Despite being at high risk for HIV infection, only 1-2% of people who inject drugs use preventative pre-exposure prophylaxis (PrEP).
Suzan Walters, PhD, is a sociologist who takes special interest in health disparities among stigmatized populations, such as injection drug users. “We have wonderful biomedical interventions, tools to treat, tools to prevent, such as PrEP…What I’d like to bring to the table is thinking of social responses and collaboration to prevent HIV,” Walters said.
Walters describes syringe service programs (SSPs) as spaces where injection drug users can receive care in a safe, hygienic environment free of stigma. SSPs are also important because they provide injection drug users with education about harm-reduction tools, such as PrEP.

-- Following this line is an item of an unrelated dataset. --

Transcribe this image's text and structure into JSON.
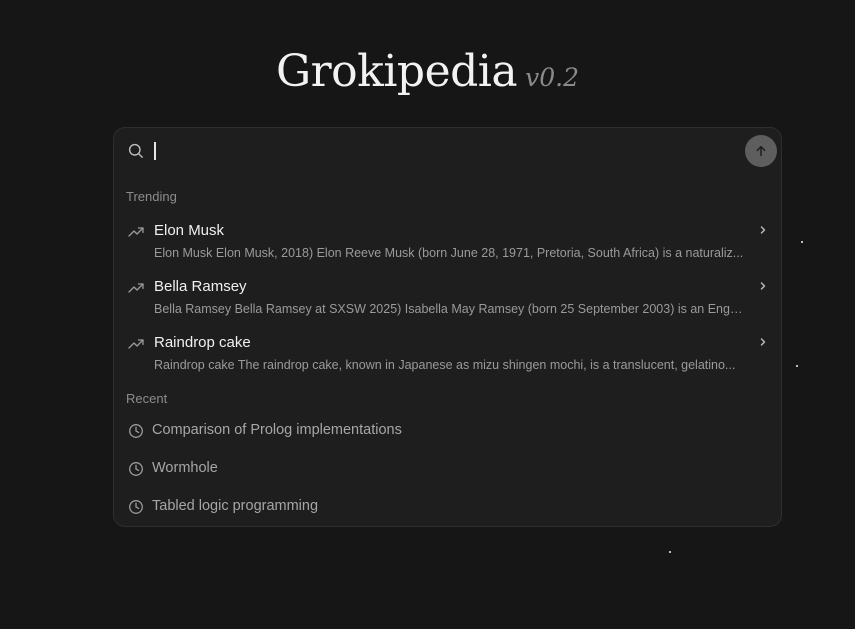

Walters interviewed with Contagion to discuss her recently published paper, “PrEP Care Continuum Engagement Among Persons Who Inject Drugs: Rural and Urban Differences in Stigma and Social Infrastructure.”
Like the rest of us, Walters said, healthcare providers are not exempt from the influence of stigma, and specifically the negative stigma toward people who inject drugs. However, the stakes of PrEP provider stigma are much higher, as these biases could be preventing injection drug users from receiving lifesaving care.
Walters advocated for thinking about stigma on the individual, community, and structural levels. “My dream and hope for this work is for there to be some real-world impact,” she said.
Suzan Walters, PhD, is a Research Assistant Professor in the NYU School of Global Public Health, affiliated investigator at the Center for Drug Use and HIV/HCV Research, and faculty affiliate at the Center for Opioid Epidemiology and Policy.